**Your task:** In the records below, find each line with "want" and copy it.

**Given data:**

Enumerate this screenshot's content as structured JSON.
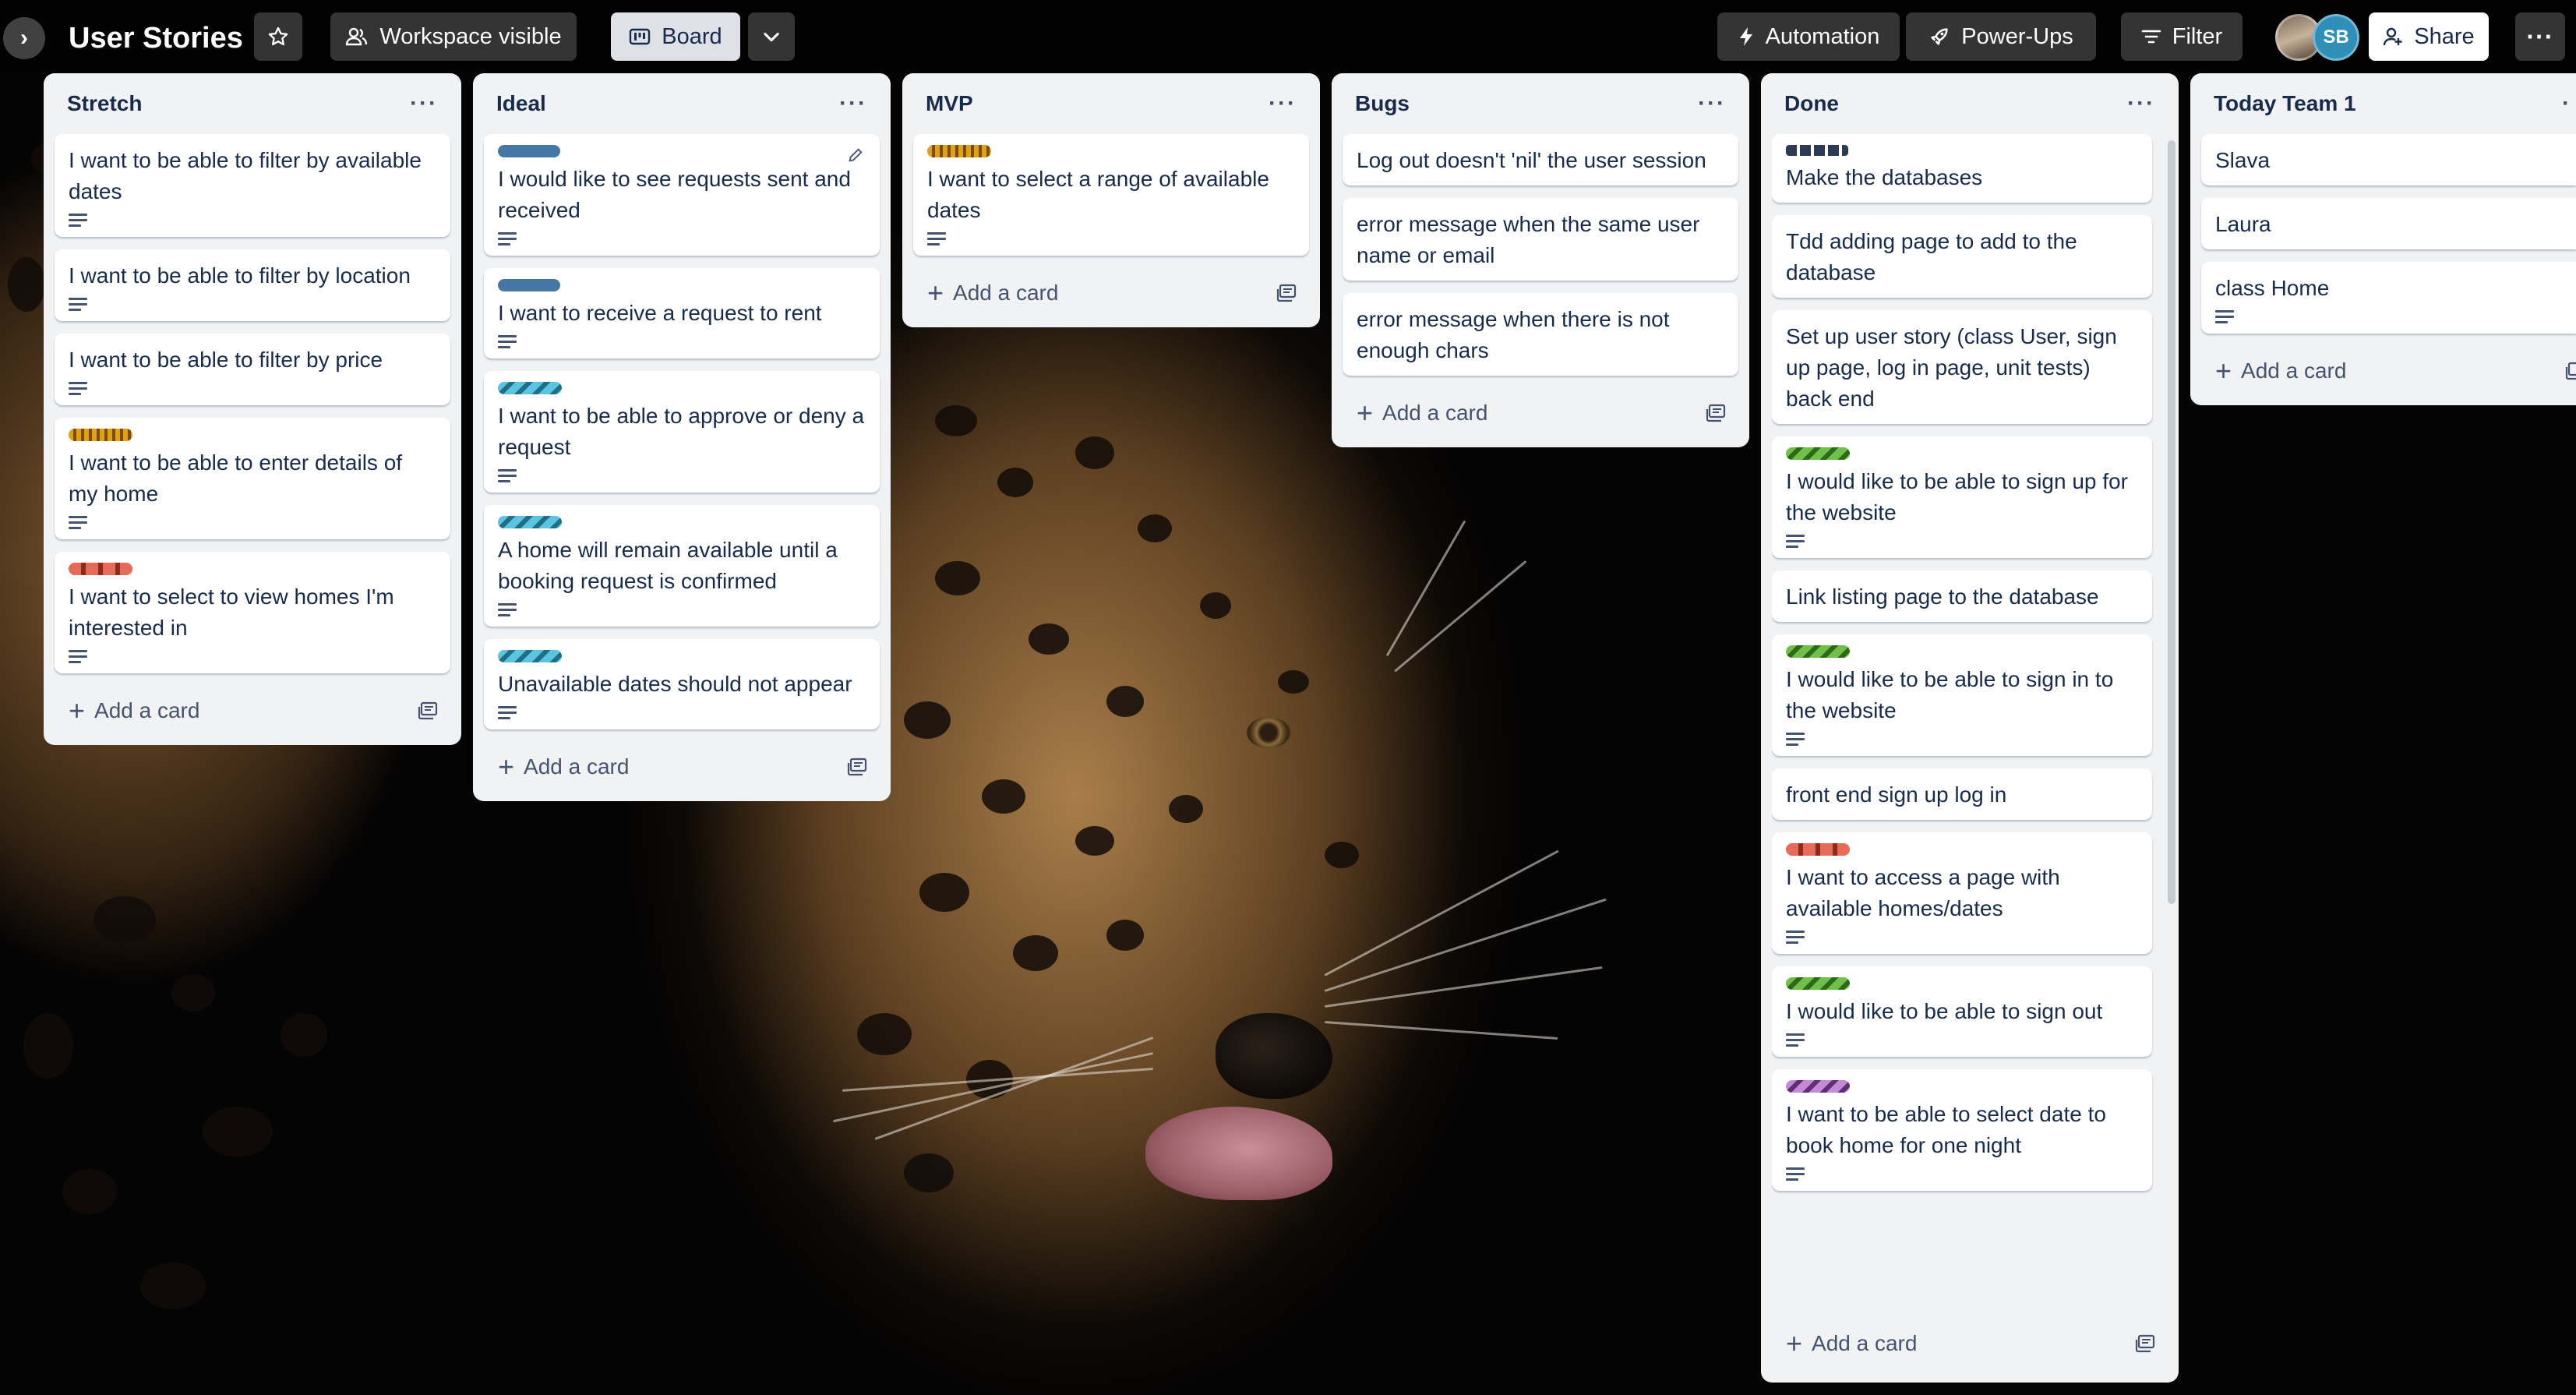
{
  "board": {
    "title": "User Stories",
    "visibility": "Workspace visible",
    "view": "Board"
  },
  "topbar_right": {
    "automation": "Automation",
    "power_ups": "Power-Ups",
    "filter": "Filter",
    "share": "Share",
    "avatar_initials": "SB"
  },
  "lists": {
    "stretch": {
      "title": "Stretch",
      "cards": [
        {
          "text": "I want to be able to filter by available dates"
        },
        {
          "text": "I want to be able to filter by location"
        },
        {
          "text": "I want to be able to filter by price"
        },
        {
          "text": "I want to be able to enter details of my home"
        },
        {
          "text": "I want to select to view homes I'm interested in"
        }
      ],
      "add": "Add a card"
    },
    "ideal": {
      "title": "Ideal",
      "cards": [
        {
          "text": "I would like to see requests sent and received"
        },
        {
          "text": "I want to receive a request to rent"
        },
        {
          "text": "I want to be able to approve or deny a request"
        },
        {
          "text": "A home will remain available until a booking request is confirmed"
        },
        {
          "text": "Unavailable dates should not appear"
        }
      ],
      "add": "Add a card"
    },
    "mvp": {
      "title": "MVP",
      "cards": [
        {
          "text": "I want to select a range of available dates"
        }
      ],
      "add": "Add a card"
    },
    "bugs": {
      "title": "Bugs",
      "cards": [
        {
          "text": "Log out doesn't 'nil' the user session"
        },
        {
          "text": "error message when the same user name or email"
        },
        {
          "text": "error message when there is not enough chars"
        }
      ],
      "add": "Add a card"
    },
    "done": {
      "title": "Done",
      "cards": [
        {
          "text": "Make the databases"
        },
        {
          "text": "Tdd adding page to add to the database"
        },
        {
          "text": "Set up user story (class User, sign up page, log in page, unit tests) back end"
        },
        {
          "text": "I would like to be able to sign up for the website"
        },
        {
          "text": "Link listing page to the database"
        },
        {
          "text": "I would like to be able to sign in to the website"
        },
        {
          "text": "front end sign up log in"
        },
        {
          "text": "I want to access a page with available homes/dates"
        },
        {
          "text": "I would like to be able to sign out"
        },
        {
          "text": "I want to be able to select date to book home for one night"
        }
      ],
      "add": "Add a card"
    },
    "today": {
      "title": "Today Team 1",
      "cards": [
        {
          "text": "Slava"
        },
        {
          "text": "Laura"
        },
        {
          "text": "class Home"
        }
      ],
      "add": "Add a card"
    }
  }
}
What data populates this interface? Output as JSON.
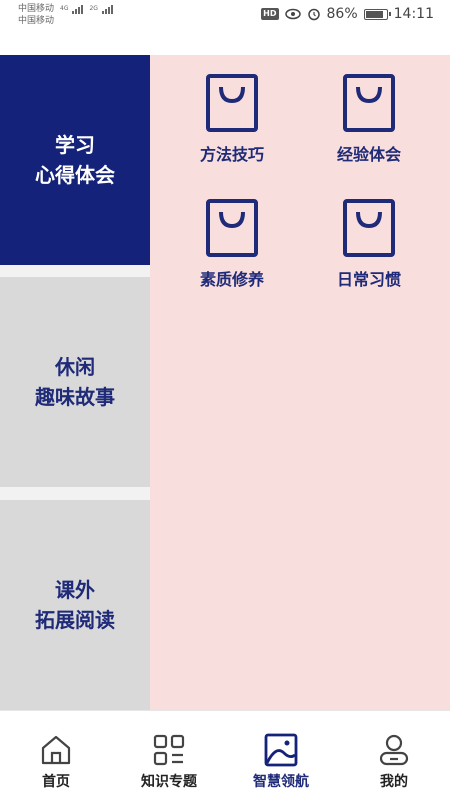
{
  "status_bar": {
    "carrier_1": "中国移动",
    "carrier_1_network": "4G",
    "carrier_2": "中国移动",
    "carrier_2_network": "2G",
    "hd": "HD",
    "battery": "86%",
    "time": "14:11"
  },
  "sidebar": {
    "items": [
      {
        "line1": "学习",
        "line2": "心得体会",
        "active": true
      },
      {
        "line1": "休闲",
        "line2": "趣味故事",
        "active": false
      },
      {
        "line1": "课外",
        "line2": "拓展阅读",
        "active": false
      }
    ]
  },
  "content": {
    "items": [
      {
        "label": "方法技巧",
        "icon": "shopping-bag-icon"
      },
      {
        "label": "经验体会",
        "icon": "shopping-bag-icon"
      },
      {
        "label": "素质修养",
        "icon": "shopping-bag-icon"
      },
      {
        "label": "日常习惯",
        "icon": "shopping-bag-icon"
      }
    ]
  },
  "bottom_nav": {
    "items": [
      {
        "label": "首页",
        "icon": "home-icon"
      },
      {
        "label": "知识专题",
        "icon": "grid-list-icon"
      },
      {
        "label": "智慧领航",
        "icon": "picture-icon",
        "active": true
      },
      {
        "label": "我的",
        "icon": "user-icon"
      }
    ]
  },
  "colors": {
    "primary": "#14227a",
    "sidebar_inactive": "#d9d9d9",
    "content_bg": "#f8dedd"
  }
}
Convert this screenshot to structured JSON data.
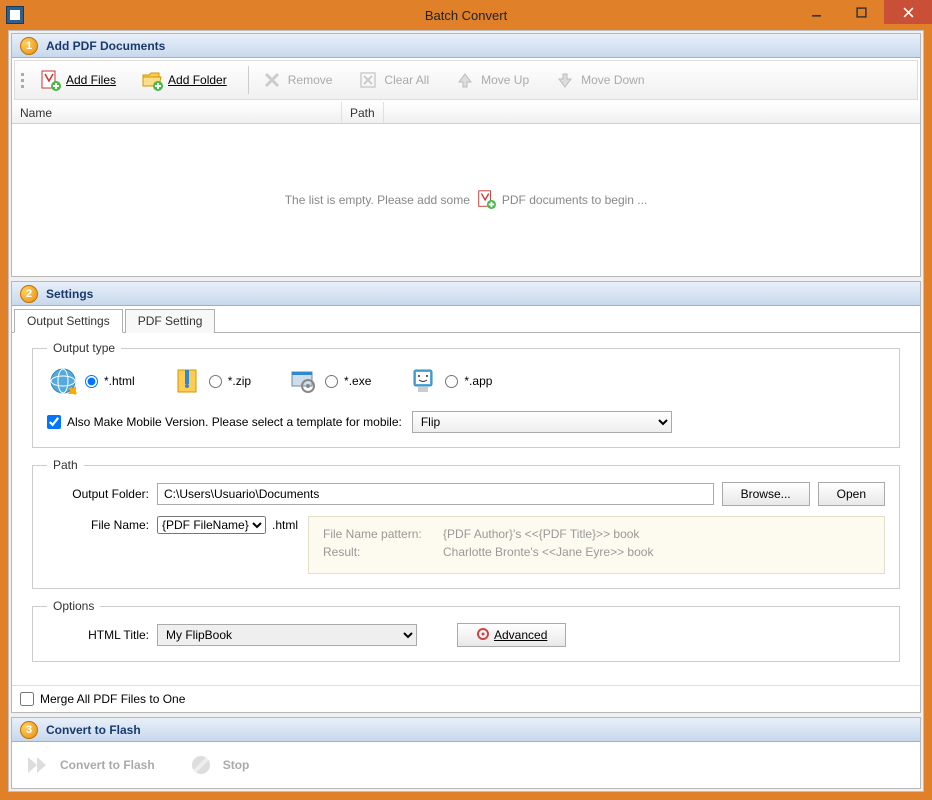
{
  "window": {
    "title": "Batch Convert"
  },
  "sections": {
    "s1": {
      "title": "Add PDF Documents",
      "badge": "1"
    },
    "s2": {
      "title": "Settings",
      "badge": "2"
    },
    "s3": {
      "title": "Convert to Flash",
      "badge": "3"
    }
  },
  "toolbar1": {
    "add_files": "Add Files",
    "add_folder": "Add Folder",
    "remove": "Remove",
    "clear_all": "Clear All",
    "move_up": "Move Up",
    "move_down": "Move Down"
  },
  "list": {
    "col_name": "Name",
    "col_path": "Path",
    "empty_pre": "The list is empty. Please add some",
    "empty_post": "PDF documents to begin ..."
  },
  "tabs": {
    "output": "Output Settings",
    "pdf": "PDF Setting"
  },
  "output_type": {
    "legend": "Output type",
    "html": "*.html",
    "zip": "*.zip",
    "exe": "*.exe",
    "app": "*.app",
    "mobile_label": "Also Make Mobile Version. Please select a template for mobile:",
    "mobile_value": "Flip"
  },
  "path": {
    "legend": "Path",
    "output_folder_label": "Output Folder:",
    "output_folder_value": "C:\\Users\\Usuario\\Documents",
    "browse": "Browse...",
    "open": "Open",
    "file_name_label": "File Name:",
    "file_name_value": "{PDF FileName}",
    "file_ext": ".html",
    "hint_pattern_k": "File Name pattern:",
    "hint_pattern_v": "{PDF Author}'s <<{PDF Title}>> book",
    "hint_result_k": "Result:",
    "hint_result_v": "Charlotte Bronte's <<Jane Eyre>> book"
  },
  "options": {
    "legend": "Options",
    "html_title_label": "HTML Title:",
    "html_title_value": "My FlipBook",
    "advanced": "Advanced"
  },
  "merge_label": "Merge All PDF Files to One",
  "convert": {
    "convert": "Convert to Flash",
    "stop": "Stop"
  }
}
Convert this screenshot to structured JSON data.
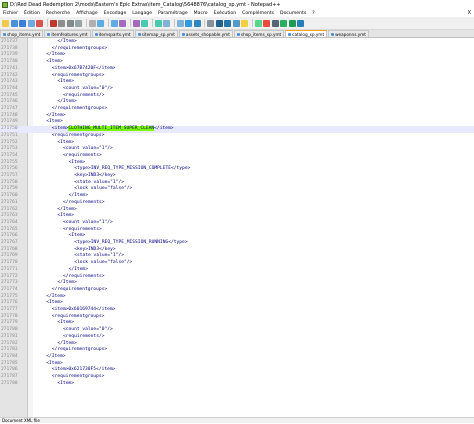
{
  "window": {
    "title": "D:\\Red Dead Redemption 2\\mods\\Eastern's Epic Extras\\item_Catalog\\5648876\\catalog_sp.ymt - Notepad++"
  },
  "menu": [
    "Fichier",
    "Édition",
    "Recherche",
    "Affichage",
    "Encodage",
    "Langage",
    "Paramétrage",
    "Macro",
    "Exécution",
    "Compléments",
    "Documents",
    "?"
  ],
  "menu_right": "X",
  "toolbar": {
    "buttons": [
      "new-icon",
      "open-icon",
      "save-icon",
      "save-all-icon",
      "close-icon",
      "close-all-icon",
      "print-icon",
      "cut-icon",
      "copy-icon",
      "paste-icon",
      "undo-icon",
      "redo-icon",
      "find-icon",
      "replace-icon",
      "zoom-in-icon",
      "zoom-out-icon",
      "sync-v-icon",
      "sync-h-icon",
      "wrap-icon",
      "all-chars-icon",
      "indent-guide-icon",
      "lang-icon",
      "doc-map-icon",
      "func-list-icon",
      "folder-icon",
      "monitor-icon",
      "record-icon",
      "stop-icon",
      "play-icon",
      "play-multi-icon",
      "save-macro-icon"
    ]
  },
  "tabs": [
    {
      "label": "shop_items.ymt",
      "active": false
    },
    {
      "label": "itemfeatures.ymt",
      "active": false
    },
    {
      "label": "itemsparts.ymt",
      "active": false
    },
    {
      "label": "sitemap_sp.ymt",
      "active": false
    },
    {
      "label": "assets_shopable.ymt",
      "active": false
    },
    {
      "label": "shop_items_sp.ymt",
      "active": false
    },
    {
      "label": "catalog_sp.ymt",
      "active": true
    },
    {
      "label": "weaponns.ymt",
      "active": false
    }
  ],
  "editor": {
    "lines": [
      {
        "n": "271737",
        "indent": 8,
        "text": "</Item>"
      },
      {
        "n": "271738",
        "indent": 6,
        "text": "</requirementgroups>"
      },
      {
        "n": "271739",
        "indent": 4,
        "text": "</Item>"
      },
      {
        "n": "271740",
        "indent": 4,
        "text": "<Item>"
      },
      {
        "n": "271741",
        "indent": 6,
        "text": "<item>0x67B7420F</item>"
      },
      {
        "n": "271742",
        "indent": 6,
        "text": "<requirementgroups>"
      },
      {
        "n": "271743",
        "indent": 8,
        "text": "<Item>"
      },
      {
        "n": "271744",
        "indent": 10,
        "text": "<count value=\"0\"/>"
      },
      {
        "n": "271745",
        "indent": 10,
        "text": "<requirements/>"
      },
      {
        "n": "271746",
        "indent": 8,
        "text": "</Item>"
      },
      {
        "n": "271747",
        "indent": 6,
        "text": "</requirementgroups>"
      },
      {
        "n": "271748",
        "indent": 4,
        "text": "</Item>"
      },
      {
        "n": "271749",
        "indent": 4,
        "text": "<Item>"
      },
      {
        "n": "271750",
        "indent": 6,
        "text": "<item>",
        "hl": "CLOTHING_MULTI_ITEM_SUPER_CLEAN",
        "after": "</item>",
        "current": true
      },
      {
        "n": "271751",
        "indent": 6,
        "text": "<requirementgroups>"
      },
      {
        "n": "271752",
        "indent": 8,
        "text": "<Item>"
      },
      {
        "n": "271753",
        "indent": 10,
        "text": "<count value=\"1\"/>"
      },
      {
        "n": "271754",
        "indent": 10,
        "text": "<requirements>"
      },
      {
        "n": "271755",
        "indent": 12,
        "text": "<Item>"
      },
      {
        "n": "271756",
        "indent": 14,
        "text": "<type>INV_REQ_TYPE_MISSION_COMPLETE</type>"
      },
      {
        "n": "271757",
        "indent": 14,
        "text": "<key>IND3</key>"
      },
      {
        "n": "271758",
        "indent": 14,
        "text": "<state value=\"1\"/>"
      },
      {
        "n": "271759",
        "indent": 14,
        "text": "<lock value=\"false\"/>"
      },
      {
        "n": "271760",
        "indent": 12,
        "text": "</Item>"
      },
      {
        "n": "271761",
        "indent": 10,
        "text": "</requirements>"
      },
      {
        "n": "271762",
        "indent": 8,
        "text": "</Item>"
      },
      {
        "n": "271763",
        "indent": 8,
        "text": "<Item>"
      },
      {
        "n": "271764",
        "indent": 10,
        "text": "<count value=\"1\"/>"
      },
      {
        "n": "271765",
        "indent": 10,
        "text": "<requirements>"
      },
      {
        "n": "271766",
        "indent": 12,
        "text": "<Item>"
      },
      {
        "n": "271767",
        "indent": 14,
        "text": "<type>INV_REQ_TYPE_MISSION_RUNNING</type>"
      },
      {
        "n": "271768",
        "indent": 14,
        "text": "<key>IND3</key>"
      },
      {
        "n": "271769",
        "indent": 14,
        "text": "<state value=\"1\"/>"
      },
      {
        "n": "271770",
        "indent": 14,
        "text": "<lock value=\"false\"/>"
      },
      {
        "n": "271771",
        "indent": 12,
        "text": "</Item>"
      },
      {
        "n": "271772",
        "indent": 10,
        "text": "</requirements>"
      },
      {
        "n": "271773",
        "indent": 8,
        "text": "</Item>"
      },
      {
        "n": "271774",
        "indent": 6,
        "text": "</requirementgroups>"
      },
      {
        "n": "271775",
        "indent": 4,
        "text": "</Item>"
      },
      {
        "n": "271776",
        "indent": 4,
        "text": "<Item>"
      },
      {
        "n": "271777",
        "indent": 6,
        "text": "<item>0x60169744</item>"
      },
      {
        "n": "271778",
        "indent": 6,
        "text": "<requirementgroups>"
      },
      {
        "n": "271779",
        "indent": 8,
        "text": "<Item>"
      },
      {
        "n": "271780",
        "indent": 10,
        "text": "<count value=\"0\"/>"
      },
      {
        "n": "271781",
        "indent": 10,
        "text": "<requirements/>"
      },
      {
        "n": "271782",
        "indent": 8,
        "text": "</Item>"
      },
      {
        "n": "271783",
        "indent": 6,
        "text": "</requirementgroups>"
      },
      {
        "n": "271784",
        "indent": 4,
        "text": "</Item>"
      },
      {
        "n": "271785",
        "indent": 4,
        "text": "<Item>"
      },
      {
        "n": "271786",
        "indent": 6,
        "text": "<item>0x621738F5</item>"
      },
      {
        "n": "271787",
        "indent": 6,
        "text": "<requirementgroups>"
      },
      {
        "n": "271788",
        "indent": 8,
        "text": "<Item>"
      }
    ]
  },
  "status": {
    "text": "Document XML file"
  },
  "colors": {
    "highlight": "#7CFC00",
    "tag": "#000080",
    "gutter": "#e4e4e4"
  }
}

**Task solution:**
          "text": "I want to be able to filter by available dates"
          "text": "I want to be able to filter by location"
          "text": "I want to be able to filter by price"
          "text": "I want to be able to enter details of my home"
          "text": "I want to select to view homes I'm interested in"
          "text": "I want to receive a request to rent"
          "text": "I want to be able to approve or deny a request"
          "text": "I want to select a range of available dates"
          "text": "I want to access a page with available homes/dates"
          "text": "I want to be able to select date to book home for one night"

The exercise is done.